(The data Opens)

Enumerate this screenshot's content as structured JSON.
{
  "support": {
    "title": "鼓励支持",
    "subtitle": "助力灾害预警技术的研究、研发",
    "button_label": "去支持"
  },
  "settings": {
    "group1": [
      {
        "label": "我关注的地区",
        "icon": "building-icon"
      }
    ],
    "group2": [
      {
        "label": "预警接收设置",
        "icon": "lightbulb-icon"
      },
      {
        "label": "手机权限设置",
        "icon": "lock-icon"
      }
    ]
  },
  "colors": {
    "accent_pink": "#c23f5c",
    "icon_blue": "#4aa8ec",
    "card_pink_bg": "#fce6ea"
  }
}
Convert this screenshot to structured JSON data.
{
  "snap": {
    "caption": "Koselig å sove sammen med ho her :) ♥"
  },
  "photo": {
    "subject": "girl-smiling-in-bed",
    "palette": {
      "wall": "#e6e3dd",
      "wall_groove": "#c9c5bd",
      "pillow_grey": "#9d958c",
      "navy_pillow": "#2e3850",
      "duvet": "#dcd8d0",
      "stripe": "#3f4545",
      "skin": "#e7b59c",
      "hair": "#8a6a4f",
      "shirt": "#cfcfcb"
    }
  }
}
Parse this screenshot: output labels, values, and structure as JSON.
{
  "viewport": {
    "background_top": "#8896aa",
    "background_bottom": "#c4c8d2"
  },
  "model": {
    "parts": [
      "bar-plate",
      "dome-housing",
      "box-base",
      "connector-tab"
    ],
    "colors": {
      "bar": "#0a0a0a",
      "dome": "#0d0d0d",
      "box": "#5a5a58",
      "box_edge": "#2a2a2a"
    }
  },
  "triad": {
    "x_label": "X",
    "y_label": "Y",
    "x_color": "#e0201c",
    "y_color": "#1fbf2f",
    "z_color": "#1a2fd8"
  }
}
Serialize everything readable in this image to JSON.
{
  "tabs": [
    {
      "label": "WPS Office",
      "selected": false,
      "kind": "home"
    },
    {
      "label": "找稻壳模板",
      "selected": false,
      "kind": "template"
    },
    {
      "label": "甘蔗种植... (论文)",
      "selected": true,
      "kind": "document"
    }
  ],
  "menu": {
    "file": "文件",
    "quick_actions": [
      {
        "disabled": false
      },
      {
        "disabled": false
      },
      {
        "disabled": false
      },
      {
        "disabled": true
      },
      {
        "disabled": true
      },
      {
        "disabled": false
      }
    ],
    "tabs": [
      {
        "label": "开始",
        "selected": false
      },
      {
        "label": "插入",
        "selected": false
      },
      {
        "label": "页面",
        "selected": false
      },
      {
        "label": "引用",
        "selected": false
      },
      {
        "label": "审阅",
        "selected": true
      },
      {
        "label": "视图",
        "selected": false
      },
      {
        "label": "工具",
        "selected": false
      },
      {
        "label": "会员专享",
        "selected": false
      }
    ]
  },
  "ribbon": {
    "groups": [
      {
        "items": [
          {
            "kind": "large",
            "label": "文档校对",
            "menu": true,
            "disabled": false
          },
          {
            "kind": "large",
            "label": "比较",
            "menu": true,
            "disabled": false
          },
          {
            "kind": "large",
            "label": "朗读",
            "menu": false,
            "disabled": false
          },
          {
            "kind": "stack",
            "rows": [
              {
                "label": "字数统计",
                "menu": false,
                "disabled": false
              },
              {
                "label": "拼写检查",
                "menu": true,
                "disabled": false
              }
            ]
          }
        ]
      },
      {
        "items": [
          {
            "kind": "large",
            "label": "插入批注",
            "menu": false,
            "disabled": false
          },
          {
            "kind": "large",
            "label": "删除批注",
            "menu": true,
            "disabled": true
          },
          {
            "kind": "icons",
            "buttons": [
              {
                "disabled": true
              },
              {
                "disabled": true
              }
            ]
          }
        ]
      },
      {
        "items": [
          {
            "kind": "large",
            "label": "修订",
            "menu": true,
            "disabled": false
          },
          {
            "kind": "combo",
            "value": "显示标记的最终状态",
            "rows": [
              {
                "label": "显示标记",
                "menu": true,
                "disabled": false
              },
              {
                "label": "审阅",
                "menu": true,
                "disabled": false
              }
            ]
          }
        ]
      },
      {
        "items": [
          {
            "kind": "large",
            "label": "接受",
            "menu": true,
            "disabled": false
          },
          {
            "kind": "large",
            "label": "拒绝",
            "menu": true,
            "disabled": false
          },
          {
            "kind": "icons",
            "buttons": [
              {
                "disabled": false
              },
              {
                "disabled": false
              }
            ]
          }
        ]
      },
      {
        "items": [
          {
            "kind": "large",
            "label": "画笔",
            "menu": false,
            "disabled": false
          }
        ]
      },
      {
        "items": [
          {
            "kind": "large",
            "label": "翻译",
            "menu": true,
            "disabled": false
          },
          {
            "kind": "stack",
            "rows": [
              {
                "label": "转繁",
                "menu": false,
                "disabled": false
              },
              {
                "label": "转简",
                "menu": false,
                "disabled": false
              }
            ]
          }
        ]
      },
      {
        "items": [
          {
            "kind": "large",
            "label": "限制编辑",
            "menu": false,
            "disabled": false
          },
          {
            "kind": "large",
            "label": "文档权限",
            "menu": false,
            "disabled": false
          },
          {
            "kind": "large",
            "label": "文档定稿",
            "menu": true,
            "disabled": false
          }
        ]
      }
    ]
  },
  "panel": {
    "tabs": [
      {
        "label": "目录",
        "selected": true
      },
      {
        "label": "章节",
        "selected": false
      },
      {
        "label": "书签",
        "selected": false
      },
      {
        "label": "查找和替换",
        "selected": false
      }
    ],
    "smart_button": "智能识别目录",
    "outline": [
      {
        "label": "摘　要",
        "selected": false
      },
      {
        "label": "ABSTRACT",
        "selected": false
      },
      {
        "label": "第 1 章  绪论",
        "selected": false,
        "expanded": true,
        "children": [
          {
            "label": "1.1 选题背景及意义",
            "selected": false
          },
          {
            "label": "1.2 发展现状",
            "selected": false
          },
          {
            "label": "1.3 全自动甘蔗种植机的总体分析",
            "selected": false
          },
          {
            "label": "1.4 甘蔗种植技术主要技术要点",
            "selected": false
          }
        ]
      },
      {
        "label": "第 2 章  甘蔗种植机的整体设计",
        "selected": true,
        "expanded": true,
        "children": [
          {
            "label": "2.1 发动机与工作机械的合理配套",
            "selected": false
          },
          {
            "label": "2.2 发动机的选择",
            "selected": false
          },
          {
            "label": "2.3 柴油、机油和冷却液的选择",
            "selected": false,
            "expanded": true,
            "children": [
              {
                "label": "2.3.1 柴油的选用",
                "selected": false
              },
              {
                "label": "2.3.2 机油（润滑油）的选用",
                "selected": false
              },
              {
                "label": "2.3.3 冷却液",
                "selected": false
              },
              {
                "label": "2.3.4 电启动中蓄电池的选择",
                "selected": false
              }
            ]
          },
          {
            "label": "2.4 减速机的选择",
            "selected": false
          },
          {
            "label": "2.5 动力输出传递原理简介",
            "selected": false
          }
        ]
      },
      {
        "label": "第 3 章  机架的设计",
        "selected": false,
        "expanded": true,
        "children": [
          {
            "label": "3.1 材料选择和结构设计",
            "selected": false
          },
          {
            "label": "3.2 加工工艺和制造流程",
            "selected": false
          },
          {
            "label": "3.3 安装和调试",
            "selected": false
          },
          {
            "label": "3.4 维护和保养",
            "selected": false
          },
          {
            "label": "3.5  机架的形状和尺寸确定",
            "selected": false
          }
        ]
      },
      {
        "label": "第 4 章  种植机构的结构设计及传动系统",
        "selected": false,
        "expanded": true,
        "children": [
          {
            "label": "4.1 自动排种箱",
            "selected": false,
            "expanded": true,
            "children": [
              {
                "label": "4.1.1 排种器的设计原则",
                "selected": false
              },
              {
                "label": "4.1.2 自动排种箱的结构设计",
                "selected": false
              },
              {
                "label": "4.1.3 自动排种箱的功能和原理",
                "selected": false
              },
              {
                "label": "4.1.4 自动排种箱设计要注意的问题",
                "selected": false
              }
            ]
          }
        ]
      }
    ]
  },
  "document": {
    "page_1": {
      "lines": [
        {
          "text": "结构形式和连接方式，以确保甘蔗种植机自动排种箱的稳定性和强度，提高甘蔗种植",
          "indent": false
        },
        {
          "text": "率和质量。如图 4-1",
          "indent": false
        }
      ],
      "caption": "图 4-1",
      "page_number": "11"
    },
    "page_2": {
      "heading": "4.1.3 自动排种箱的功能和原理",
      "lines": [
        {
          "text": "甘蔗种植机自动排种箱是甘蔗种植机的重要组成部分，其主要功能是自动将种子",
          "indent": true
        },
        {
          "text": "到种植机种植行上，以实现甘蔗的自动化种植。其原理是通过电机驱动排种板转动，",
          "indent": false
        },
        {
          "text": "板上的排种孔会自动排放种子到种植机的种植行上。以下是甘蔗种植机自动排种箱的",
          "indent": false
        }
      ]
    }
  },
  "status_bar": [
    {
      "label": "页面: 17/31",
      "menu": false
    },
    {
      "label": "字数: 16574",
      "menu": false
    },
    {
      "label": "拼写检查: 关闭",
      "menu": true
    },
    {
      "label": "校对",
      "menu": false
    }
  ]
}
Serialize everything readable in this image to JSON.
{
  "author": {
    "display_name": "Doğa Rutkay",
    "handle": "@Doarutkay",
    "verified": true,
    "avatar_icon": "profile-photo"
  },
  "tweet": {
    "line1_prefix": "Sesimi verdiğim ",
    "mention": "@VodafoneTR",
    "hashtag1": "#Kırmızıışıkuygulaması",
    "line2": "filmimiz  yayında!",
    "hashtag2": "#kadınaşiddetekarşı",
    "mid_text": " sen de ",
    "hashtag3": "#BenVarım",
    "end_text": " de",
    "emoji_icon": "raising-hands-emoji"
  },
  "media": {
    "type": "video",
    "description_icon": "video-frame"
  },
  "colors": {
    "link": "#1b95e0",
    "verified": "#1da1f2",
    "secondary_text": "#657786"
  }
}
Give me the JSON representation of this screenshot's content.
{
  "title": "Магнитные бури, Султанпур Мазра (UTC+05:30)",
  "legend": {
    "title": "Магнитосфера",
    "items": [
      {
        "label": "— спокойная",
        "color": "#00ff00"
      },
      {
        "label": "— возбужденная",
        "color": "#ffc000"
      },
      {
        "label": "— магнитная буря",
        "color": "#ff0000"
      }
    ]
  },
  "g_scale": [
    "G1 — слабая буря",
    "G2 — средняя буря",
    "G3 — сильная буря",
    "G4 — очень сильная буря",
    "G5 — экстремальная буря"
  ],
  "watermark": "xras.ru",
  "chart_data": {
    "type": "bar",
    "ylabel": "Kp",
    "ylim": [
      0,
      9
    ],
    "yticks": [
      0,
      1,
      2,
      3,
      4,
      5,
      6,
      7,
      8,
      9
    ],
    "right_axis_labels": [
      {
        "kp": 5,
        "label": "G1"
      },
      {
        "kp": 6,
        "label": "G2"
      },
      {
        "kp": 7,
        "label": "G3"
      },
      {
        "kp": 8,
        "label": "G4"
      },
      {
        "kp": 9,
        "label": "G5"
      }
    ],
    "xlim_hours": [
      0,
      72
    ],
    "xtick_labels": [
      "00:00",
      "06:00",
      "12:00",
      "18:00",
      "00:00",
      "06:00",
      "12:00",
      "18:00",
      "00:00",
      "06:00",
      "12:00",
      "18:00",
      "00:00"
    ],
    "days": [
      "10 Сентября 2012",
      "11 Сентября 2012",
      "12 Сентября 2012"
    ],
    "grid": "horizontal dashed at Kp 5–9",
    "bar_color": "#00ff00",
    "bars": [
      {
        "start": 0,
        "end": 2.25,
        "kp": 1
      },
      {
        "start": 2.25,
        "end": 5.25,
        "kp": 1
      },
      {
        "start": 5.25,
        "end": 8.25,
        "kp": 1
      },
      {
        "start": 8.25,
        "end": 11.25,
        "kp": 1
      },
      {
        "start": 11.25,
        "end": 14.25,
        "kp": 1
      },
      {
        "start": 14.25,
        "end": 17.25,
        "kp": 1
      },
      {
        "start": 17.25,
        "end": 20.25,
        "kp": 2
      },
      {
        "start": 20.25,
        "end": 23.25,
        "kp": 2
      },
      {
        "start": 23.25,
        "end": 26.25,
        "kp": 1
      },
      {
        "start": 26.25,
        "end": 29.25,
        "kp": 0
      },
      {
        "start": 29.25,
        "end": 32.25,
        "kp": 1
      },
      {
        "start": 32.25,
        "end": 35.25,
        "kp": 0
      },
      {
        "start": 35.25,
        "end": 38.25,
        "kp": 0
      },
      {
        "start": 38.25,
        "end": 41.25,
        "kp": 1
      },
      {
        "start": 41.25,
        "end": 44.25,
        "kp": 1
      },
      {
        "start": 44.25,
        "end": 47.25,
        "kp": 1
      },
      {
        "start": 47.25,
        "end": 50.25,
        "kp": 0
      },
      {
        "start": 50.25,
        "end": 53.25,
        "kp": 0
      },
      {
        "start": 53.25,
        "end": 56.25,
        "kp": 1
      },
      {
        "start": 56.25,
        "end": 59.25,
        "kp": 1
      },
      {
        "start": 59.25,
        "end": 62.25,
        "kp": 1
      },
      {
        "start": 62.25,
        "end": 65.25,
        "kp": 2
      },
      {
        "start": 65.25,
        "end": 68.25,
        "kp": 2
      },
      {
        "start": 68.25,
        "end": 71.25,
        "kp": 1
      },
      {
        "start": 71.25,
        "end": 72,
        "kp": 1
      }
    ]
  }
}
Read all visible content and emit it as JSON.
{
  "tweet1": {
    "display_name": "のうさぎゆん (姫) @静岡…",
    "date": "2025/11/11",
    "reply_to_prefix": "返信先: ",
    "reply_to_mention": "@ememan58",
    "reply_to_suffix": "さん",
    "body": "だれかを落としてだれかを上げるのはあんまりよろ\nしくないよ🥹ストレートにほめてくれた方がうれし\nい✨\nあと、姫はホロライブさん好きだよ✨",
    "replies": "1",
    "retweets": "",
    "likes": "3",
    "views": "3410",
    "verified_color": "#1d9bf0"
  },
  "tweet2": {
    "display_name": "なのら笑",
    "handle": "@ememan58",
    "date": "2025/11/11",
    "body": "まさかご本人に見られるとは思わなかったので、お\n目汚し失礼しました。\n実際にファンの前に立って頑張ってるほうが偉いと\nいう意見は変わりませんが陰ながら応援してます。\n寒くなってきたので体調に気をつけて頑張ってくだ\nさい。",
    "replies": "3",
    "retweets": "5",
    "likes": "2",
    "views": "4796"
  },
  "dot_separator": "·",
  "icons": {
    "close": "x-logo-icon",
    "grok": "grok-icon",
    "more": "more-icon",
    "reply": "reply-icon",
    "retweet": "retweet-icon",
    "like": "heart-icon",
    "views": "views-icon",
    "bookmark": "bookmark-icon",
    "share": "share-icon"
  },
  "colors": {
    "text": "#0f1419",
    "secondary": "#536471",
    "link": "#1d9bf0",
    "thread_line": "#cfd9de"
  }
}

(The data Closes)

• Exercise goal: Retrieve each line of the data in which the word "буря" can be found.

• Answer for the task:
        "label": "— магнитная буря",
    "G1 — слабая буря",
    "G2 — средняя буря",
    "G3 — сильная буря",
    "G4 — очень сильная буря",
    "G5 — экстремальная буря"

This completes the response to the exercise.